At the Hanil restaurant in Koreatown, employees strung twinkling lights through the bamboo stalks near the front doors and removed a booth to make way for the Christmas tree.
Jin Young Pack, owner of the Korean barbecue restaurant near Olympic Boulevard in Los Angeles, flipped through his reservations book to reveal the more than 50 Korean college alumni groups that had booked banquet rooms for traditional holiday reunions. "It's the busiest time of the year," Pack said.
Christmas--no matter what language you say it in--means business for the many immigrant merchants of Southern California. Besides Christmas shoppers, many merchants rely on customers who start preparing for such holidays as Chinese New Year or Tet--the three-day Vietnamese New Year's celebration.
"I think it's just as critical for them during the Christmas holiday season as it is for any retail operation," said Wilfred Marshall, director of the mayor's small business assistance office. The immigrant merchants may not be located in major malls, Marshall said, but "they speak the right language and their customers feel comfortable."
Without Christmas sales, "we would just survive--that's about all," said Stanley Fujihara, an employee at Mikawaya, a Little Tokyo sweets shop where holiday shoppers take home nearly 1,000 boxes of assorted Japanese rice cookies and crackers.
At Fragrance King, a Monterey Park cosmetic and perfume shop catering to Chinese customers, Christmas shopping overshadows business for Chinese New Year. "Our Christmas business is definitely important," said store manager Frank Ma, who estimated that December accounts for 60% of his annual sales.
The merchants, whether they be along Broadway in downtown Los Angeles or in the "Little Saigon" area of Orange County, operate in or near the neighborhoods that often serve as the first stop for recent Latin American and Asian immigrants.

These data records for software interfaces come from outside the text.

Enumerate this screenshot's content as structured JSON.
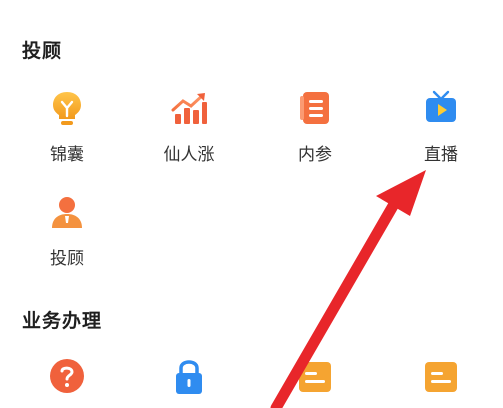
{
  "sections": [
    {
      "title": "投顾",
      "items": [
        {
          "label": "锦囊",
          "icon": "lightbulb-icon"
        },
        {
          "label": "仙人涨",
          "icon": "rising-chart-icon"
        },
        {
          "label": "内参",
          "icon": "document-list-icon"
        },
        {
          "label": "直播",
          "icon": "tv-play-icon"
        },
        {
          "label": "投顾",
          "icon": "advisor-person-icon"
        }
      ]
    },
    {
      "title": "业务办理",
      "items": [
        {
          "icon": "help-question-icon"
        },
        {
          "icon": "lock-icon"
        },
        {
          "icon": "card-icon"
        },
        {
          "icon": "card-icon"
        }
      ]
    }
  ],
  "colors": {
    "orange": "#f5a431",
    "red": "#f0613c",
    "blue": "#2f8cf0",
    "annotation_arrow": "#e8262a"
  }
}
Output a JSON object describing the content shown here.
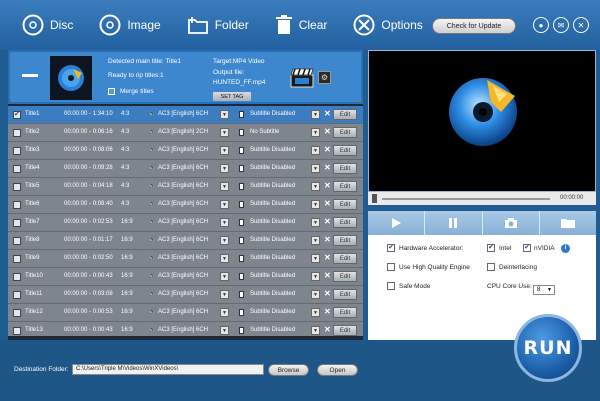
{
  "toolbar": {
    "disc": "Disc",
    "image": "Image",
    "folder": "Folder",
    "clear": "Clear",
    "options": "Options",
    "check_update": "Check for Update"
  },
  "header": {
    "detected": "Detected main title: Title1",
    "ready": "Ready to rip titles:1",
    "merge": "Merge titles",
    "target": "Target:MP4 Video",
    "output_label": "Output file:",
    "output_file": "HUNTED_FF.mp4",
    "set_tag": "SET TAG"
  },
  "titles": [
    {
      "name": "Title1",
      "time": "00:00:00 - 1:34:10",
      "aspect": "4:3",
      "audio": "AC3  [English]  6CH",
      "subtitle": "Subtitle Disabled",
      "edit": "Edit",
      "checked": true
    },
    {
      "name": "Title2",
      "time": "00:00:00 - 0:06:16",
      "aspect": "4:3",
      "audio": "AC3  [English]  2CH",
      "subtitle": "No Subtitle",
      "edit": "Edit",
      "checked": false
    },
    {
      "name": "Title3",
      "time": "00:00:00 - 0:08:06",
      "aspect": "4:3",
      "audio": "AC3  [English]  6CH",
      "subtitle": "Subtitle Disabled",
      "edit": "Edit",
      "checked": false
    },
    {
      "name": "Title4",
      "time": "00:00:00 - 0:09:28",
      "aspect": "4:3",
      "audio": "AC3  [English]  6CH",
      "subtitle": "Subtitle Disabled",
      "edit": "Edit",
      "checked": false
    },
    {
      "name": "Title5",
      "time": "00:00:00 - 0:04:18",
      "aspect": "4:3",
      "audio": "AC3  [English]  6CH",
      "subtitle": "Subtitle Disabled",
      "edit": "Edit",
      "checked": false
    },
    {
      "name": "Title6",
      "time": "00:00:00 - 0:08:40",
      "aspect": "4:3",
      "audio": "AC3  [English]  6CH",
      "subtitle": "Subtitle Disabled",
      "edit": "Edit",
      "checked": false
    },
    {
      "name": "Title7",
      "time": "00:00:00 - 0:02:53",
      "aspect": "16:9",
      "audio": "AC3  [English]  6CH",
      "subtitle": "Subtitle Disabled",
      "edit": "Edit",
      "checked": false
    },
    {
      "name": "Title8",
      "time": "00:00:00 - 0:01:17",
      "aspect": "16:9",
      "audio": "AC3  [English]  6CH",
      "subtitle": "Subtitle Disabled",
      "edit": "Edit",
      "checked": false
    },
    {
      "name": "Title9",
      "time": "00:00:00 - 0:02:50",
      "aspect": "16:9",
      "audio": "AC3  [English]  6CH",
      "subtitle": "Subtitle Disabled",
      "edit": "Edit",
      "checked": false
    },
    {
      "name": "Title10",
      "time": "00:00:00 - 0:00:43",
      "aspect": "16:9",
      "audio": "AC3  [English]  6CH",
      "subtitle": "Subtitle Disabled",
      "edit": "Edit",
      "checked": false
    },
    {
      "name": "Title11",
      "time": "00:00:00 - 0:03:08",
      "aspect": "16:9",
      "audio": "AC3  [English]  6CH",
      "subtitle": "Subtitle Disabled",
      "edit": "Edit",
      "checked": false
    },
    {
      "name": "Title12",
      "time": "00:00:00 - 0:00:53",
      "aspect": "16:9",
      "audio": "AC3  [English]  6CH",
      "subtitle": "Subtitle Disabled",
      "edit": "Edit",
      "checked": false
    },
    {
      "name": "Title13",
      "time": "00:00:00 - 0:00:43",
      "aspect": "16:9",
      "audio": "AC3  [English]  6CH",
      "subtitle": "Subtitle Disabled",
      "edit": "Edit",
      "checked": false
    }
  ],
  "destination": {
    "label": "Destination Folder:",
    "path": "C:\\Users\\Triple M\\Videos\\WinXVideos\\",
    "browse": "Browse",
    "open": "Open"
  },
  "player": {
    "time": "00:00:00"
  },
  "options": {
    "hw_label": "Hardware Accelerator:",
    "intel": "Intel",
    "nvidia": "nVIDIA",
    "high_quality": "Use High Quality Engine",
    "deinterlacing": "Deinterlacing",
    "safe_mode": "Safe Mode",
    "cpu_label": "CPU Core Use:",
    "cpu_value": "8"
  },
  "run_label": "RUN"
}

As these immigrants and their families find their way to new neighborhoods and new life styles throughout Southern California, they are more likely to patronize nearby shopping centers and eat at local restaurants. Moon Hong, who co-owns Bobbie's housewares shop in Koreatown, has noticed how children often adopt different shopping patterns from their parents. "They tend to shop less in Koreatown--they go to Westwood. They become more independent," he said. "It's the melting pot effect."
But during the holidays, many immigrants who have moved to new communities often return to their old neighborhoods for special foods and gifts they cannot find elsewhere. "The people are going to be doing traditional feasts, and they are going to have to make a special trip to stores not in their neighborhood," said Michael E. Robinson, an associate history professor at USC.
Immigrant merchants approach the holidays like most other retailers: Extra help is hired; store hours are extended, before and after Christmas sales are held. But as merchants meld American holiday traditions with native customs, products and language, the results are sights and sounds not found in your run-of-the-mill mall:
- At Maynila, a Filipino restaurant in Los Angeles, a Christmas tree and yards of green garland have been added to the rattan decor in preparation for holiday parties. Between 150 and 200 customers will pay $18 to attend the A Pasko Sa Amerika (Christmas in America) party featuring live entertainment and a meal of roast pork and rice cakes.
- In Echo Park, the local chamber of commerce and merchants have paid for street banners that read "Merry Christmas" and "Feliz Navidad." But English and Spanish may not suffice: "One of our board members was upset because we didn't have one in Chinese," said Jackie Reed, president of the Echo Park Chamber of Commerce.
- At Little Tokyo Village Plaza, a Shogun Santa Claus--complete with flowing white beard and Japanese warrior helmet--listens to children read their Christmas wish lists.
Amid platters of Mexican pan dulce, green and red Christmas tree-shaped cookies occupy a prime spot next to the cash register at the Tijuana Bakery in Lynwood. The Mexican bakery sells about 600 of the cookies a day at 20 cents each.
- At the Yeo Wang Bong coffee shop, customers listened to a recording of "Angels We Have Heard on High"--sung in Korean. "I just started playing it this morning," said Young Choi, owner of the Koreatown restaurant. "It gets them smiling."
As has been the case with previous waves of immigrants, Americans have adopted some of the newcomers' customs. For example, Latinos have seen pinatas --mannequins made of wire, paper and glue and stuffed with candy--adopted by Anglos and others.
Another Latin American holiday import is the poinsettia plant. Indigenous to an area south of Mexico City, the poinsettia was prized by the Aztecs and later used in Nativity processions by Franciscan missionaries. The poinsettia is named after the first U.S. ambassador to Mexico, Joel R. Poinsett, who introduced the plant to the United States in 1825.